### What is required
Please report each line of the data below that contains "admin".
Start of Given data
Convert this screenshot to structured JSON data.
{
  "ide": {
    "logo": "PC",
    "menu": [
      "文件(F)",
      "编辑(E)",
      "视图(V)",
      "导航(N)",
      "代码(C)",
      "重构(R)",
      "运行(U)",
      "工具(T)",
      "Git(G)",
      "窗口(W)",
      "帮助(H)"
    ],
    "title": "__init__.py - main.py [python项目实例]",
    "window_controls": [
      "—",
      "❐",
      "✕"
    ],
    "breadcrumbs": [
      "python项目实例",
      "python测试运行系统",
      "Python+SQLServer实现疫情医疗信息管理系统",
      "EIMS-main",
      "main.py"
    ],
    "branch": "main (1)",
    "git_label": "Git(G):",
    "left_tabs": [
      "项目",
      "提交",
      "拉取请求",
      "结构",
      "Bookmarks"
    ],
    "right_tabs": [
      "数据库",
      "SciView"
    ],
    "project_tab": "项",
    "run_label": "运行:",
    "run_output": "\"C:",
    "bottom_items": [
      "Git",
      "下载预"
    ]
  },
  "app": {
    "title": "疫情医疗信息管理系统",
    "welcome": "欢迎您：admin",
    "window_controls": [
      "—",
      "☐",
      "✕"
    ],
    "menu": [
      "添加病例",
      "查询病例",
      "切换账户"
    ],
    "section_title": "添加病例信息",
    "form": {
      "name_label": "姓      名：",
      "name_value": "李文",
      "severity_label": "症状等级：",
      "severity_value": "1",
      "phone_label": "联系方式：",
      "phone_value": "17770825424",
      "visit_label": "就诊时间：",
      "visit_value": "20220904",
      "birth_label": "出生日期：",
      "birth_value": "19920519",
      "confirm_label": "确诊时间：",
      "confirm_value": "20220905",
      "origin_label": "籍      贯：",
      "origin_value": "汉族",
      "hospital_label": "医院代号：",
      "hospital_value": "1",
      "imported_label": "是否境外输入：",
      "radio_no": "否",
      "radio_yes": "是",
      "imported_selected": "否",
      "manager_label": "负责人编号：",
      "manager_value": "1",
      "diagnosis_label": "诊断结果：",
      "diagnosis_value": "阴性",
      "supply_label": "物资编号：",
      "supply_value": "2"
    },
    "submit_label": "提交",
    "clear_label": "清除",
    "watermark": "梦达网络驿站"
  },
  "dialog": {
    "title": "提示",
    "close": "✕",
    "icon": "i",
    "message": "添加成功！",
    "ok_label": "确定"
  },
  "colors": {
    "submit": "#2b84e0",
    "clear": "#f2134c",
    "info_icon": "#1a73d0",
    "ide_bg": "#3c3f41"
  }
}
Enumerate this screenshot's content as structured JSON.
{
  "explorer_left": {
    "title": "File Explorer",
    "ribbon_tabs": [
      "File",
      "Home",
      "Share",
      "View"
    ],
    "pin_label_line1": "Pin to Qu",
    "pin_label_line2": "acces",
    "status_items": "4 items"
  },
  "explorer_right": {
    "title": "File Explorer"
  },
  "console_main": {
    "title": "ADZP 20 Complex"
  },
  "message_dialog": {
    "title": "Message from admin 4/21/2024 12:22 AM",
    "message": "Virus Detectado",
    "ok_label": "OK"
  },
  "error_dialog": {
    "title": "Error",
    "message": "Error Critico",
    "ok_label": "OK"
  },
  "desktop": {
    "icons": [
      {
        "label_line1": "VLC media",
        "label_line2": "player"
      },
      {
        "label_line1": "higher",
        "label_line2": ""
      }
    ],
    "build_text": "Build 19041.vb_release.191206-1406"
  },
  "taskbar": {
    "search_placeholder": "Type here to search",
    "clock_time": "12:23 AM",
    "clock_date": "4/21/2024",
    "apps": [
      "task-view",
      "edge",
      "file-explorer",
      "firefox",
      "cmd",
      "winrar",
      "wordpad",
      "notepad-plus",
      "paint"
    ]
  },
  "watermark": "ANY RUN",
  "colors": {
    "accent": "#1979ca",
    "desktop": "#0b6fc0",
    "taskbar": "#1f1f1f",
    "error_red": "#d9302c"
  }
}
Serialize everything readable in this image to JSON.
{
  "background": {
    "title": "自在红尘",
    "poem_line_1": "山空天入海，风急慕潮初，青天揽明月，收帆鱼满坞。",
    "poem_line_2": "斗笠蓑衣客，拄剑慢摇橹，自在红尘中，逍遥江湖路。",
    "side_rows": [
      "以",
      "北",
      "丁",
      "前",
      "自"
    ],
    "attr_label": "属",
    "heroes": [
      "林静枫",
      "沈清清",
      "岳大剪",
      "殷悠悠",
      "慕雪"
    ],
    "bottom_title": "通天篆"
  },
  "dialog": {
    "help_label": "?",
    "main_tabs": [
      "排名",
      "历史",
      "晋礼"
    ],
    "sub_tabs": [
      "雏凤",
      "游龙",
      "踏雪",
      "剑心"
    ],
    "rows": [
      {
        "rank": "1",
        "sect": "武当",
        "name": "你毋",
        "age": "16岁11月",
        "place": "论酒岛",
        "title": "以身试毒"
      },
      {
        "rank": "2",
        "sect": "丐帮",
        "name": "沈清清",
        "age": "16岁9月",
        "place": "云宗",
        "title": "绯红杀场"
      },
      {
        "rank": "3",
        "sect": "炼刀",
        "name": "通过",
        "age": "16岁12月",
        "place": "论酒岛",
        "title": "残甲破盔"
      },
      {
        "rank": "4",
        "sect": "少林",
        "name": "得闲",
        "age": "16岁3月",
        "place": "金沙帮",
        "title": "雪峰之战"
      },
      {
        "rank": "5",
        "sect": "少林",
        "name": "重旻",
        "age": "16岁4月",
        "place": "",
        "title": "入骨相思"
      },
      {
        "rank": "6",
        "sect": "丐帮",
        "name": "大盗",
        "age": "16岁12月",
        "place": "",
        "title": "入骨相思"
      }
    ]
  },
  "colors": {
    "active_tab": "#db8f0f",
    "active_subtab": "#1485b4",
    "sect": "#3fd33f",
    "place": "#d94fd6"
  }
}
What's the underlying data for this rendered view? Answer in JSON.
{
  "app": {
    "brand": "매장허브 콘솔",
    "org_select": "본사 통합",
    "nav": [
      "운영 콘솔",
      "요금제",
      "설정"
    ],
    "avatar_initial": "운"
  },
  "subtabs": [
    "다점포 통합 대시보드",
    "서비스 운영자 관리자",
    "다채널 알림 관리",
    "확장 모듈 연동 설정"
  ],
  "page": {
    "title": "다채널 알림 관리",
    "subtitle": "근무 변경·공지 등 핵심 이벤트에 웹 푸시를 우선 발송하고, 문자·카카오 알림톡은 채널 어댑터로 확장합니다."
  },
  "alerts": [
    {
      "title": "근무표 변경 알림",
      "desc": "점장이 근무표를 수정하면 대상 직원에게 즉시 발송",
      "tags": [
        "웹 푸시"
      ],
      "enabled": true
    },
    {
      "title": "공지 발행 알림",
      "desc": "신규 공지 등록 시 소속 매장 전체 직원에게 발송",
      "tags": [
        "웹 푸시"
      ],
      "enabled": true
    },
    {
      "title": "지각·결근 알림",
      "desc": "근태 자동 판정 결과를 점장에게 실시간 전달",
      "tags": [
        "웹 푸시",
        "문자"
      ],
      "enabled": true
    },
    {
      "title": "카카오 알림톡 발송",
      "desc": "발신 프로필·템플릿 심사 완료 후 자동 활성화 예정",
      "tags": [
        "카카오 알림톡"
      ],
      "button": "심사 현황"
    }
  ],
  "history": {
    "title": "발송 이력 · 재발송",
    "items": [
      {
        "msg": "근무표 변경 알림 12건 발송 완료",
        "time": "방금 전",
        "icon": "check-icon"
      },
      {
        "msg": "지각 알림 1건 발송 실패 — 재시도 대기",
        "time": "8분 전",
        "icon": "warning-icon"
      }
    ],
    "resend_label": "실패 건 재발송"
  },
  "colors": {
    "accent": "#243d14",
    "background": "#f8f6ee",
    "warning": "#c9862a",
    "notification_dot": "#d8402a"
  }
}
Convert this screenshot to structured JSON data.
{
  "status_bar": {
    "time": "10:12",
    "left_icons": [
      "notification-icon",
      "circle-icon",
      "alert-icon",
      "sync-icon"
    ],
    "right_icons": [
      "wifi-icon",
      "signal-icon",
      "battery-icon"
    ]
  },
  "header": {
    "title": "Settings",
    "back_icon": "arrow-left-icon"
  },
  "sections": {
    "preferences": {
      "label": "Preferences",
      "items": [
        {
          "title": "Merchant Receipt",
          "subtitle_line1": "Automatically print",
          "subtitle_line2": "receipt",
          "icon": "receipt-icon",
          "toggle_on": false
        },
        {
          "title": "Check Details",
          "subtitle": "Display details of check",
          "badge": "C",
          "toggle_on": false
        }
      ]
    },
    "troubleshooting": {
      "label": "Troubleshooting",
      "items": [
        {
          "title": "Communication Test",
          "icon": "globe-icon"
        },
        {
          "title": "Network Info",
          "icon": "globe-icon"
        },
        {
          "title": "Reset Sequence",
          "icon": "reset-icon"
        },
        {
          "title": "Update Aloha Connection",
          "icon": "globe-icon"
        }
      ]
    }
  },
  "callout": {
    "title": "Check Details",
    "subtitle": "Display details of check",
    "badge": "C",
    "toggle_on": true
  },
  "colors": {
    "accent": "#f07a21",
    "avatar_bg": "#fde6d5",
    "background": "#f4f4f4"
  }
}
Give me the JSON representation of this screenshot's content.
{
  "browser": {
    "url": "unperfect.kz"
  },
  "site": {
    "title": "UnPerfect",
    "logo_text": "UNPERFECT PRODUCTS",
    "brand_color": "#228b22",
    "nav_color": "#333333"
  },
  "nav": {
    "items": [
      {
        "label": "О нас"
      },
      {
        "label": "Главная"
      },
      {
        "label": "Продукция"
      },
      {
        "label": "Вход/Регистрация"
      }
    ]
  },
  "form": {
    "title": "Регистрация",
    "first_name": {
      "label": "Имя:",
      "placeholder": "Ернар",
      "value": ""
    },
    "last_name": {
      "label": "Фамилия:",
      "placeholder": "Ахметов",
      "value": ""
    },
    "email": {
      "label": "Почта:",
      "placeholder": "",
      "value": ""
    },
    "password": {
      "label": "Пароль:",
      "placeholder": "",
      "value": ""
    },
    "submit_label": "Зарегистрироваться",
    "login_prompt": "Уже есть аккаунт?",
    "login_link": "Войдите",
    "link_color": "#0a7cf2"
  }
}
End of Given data
### Answer to the problem
    "welcome": "欢迎您：admin",
    "title": "Message from admin 4/21/2024 12:22 AM",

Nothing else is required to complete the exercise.